(Entries from a dataset of interfaces)
******************************

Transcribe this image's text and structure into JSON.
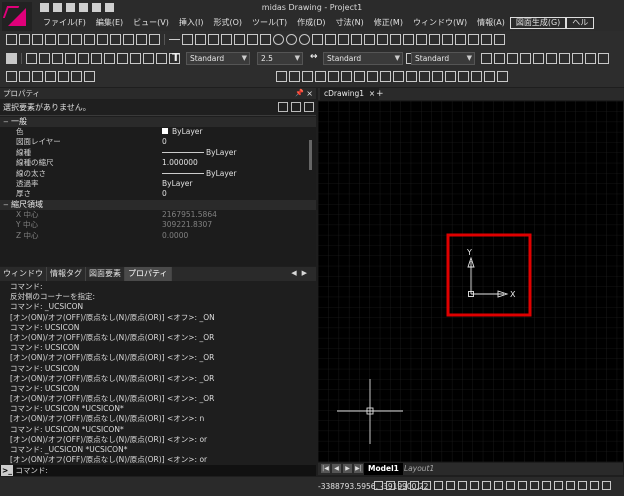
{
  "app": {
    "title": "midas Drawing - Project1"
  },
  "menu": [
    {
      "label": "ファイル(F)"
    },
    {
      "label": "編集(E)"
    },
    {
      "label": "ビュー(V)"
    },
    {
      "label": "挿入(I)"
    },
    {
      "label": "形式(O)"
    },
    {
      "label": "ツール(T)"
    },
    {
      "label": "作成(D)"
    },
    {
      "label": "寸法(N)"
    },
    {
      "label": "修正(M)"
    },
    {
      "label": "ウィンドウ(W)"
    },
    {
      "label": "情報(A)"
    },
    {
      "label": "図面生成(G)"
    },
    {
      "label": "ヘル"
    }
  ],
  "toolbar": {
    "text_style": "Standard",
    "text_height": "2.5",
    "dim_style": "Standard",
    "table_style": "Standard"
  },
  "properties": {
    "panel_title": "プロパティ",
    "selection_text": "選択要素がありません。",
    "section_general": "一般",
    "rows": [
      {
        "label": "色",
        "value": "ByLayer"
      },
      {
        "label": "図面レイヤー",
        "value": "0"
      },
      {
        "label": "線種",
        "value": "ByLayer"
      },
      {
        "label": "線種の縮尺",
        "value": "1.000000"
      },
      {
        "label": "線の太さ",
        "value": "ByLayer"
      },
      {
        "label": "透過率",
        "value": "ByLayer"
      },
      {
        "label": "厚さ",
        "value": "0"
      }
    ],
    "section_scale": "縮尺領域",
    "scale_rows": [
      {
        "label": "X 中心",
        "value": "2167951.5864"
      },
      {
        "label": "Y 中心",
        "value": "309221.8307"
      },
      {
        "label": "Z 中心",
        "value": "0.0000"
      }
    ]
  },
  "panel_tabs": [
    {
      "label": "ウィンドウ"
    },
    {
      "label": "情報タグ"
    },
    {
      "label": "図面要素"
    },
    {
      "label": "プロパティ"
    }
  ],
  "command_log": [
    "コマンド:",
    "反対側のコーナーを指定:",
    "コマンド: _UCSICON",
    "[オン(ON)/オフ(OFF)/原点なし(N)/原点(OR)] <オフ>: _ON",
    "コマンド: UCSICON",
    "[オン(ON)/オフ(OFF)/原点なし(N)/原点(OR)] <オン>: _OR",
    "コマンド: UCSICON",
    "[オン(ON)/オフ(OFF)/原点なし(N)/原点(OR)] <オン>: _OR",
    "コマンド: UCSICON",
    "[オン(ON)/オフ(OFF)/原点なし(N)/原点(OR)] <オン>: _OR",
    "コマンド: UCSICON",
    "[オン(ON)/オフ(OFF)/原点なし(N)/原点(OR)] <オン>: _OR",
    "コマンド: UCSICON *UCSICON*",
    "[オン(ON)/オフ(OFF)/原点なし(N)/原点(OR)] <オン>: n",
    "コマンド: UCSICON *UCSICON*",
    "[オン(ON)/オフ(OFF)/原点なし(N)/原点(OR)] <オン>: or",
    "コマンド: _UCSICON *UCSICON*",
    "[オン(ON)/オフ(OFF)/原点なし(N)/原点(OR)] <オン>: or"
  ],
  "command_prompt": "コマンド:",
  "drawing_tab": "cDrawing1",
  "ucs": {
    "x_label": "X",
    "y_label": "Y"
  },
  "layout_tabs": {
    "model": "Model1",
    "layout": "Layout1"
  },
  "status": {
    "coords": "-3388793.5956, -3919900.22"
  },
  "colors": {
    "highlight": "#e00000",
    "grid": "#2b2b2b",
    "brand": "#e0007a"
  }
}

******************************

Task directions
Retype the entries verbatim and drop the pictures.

Output of the exercise
Transcribe this image's text and structure into JSON.
{
  "app": {
    "title": "midas Drawing - Project1"
  },
  "menu": [
    {
      "label": "ファイル(F)"
    },
    {
      "label": "編集(E)"
    },
    {
      "label": "ビュー(V)"
    },
    {
      "label": "挿入(I)"
    },
    {
      "label": "形式(O)"
    },
    {
      "label": "ツール(T)"
    },
    {
      "label": "作成(D)"
    },
    {
      "label": "寸法(N)"
    },
    {
      "label": "修正(M)"
    },
    {
      "label": "ウィンドウ(W)"
    },
    {
      "label": "情報(A)"
    },
    {
      "label": "図面生成(G)"
    },
    {
      "label": "ヘル"
    }
  ],
  "toolbar": {
    "text_style": "Standard",
    "text_height": "2.5",
    "dim_style": "Standard",
    "table_style": "Standard"
  },
  "properties": {
    "panel_title": "プロパティ",
    "selection_text": "選択要素がありません。",
    "section_general": "一般",
    "rows": [
      {
        "label": "色",
        "value": "ByLayer"
      },
      {
        "label": "図面レイヤー",
        "value": "0"
      },
      {
        "label": "線種",
        "value": "ByLayer"
      },
      {
        "label": "線種の縮尺",
        "value": "1.000000"
      },
      {
        "label": "線の太さ",
        "value": "ByLayer"
      },
      {
        "label": "透過率",
        "value": "ByLayer"
      },
      {
        "label": "厚さ",
        "value": "0"
      }
    ],
    "section_scale": "縮尺領域",
    "scale_rows": [
      {
        "label": "X 中心",
        "value": "2167951.5864"
      },
      {
        "label": "Y 中心",
        "value": "309221.8307"
      },
      {
        "label": "Z 中心",
        "value": "0.0000"
      }
    ]
  },
  "panel_tabs": [
    {
      "label": "ウィンドウ"
    },
    {
      "label": "情報タグ"
    },
    {
      "label": "図面要素"
    },
    {
      "label": "プロパティ"
    }
  ],
  "command_log": [
    "コマンド:",
    "反対側のコーナーを指定:",
    "コマンド: _UCSICON",
    "[オン(ON)/オフ(OFF)/原点なし(N)/原点(OR)] <オフ>: _ON",
    "コマンド: UCSICON",
    "[オン(ON)/オフ(OFF)/原点なし(N)/原点(OR)] <オン>: _OR",
    "コマンド: UCSICON",
    "[オン(ON)/オフ(OFF)/原点なし(N)/原点(OR)] <オン>: _OR",
    "コマンド: UCSICON",
    "[オン(ON)/オフ(OFF)/原点なし(N)/原点(OR)] <オン>: _OR",
    "コマンド: UCSICON",
    "[オン(ON)/オフ(OFF)/原点なし(N)/原点(OR)] <オン>: _OR",
    "コマンド: UCSICON *UCSICON*",
    "[オン(ON)/オフ(OFF)/原点なし(N)/原点(OR)] <オン>: n",
    "コマンド: UCSICON *UCSICON*",
    "[オン(ON)/オフ(OFF)/原点なし(N)/原点(OR)] <オン>: or",
    "コマンド: _UCSICON *UCSICON*",
    "[オン(ON)/オフ(OFF)/原点なし(N)/原点(OR)] <オン>: or"
  ],
  "command_prompt": "コマンド:",
  "drawing_tab": "cDrawing1",
  "ucs": {
    "x_label": "X",
    "y_label": "Y"
  },
  "layout_tabs": {
    "model": "Model1",
    "layout": "Layout1"
  },
  "status": {
    "coords": "-3388793.5956, -3919900.22"
  },
  "colors": {
    "highlight": "#e00000",
    "grid": "#2b2b2b",
    "brand": "#e0007a"
  }
}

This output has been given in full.